verb (used with object), tas·seled, tas·sel·ing or (especially British) tas·selled, tas·sel·ling.
verb (used without object), tas·seled, tas·sel·ing or (especially British) tas·selled, tas·sel·ling.
Origin of tassel
Related Words for tasselridge, perimeter, outskirts, edge, periphery, verge, hem, skirt, brink, panache, tuft, plume, crown, feather, comb, hogback, aigrette, chine, mane, cockscomb
Examples from the Web for tassel
Historical Examples of tassel
This tassel is for catching the blood and preventing it from greasing the handle.Viviette
William J. Locke
Before the corn was in tassel, he had been laid beside Benny.Dust
Mr. and Mrs. Haldeman-Julius
It was white cloth-covered, and trimmed with cord and tassel.

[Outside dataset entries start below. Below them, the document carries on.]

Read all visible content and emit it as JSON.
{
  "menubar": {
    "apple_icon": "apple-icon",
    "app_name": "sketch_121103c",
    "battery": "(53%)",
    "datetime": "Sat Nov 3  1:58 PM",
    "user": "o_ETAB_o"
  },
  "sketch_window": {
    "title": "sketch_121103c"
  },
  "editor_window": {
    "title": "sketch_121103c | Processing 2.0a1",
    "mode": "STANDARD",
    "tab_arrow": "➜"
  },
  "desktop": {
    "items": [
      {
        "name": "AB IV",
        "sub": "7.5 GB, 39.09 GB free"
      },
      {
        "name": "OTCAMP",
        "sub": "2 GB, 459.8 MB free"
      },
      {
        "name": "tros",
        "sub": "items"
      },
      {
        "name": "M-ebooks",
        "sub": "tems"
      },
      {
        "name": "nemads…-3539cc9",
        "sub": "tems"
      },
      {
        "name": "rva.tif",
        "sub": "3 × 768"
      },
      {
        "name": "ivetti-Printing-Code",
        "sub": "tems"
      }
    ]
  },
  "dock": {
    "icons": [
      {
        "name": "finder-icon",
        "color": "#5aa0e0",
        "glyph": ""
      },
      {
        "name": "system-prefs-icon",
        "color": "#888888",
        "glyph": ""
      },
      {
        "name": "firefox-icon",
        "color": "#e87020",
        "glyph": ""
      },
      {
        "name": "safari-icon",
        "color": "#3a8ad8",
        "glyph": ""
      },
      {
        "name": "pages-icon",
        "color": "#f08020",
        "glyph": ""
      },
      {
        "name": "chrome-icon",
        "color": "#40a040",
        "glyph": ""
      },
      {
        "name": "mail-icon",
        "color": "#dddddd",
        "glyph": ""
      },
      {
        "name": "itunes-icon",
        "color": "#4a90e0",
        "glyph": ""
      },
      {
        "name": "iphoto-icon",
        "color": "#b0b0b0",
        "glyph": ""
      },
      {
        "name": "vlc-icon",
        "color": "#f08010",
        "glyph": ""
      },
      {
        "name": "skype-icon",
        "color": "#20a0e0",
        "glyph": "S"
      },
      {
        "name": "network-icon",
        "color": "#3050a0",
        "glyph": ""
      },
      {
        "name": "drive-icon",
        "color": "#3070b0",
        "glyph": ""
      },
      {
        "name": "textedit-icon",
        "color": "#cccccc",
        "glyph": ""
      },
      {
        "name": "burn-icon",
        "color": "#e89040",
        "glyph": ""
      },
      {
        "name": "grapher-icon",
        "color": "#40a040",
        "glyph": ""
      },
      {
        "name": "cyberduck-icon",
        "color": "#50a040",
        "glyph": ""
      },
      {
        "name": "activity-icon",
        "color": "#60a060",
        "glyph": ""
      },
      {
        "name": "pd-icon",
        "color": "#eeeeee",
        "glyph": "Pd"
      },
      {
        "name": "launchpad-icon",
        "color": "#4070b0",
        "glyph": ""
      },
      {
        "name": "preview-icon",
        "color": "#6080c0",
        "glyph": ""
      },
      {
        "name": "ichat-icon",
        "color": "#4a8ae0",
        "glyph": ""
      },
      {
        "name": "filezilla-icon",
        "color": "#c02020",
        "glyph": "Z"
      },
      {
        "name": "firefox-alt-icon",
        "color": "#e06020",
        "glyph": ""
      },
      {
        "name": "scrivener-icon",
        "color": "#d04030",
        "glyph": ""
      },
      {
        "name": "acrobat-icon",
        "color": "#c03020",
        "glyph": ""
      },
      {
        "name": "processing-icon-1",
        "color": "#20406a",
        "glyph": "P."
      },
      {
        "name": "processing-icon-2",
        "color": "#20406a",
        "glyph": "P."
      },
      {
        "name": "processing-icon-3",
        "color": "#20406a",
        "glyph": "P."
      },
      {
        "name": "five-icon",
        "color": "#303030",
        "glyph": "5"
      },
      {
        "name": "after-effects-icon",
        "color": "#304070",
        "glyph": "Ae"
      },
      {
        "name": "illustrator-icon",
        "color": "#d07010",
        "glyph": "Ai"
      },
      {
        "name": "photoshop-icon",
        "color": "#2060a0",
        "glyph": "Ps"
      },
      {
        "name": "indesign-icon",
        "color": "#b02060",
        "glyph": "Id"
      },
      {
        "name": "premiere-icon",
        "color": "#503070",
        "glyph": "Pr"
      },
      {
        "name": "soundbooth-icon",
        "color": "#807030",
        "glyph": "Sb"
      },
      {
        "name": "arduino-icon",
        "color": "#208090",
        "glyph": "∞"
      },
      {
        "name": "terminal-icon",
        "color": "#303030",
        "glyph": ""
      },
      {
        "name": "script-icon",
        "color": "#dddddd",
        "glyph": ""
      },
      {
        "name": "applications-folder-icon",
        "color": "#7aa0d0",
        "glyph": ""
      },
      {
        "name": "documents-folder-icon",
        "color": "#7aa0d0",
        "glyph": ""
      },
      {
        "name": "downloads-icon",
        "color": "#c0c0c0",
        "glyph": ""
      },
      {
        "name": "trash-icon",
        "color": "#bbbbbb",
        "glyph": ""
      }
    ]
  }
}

Do you mean Elizabeth March, who got the Tassel prize this year?Miss Pat at School
With sharp scissors trim the edge of the tassel which now is complete.Embroidery and Tapestry Weaving
verb -sels, -selling or -selled or US -sels, -seling or -seled
Word Origin for tassel
c.1300, "mantle fastener," from Old French tassel "a fastening, clasp" (mid-12c.), from Vulgar Latin *tassellus, said to be from Latin taxillus "small die or cube," a diminutive of talus "knucklebone, ankle" (see talus (n.1)). But OED finds this doubtful and calls attention to the variant form tossel and suggests association with toss (v.). Meaning "hanging bunch of small cords" is first recorded late 14c.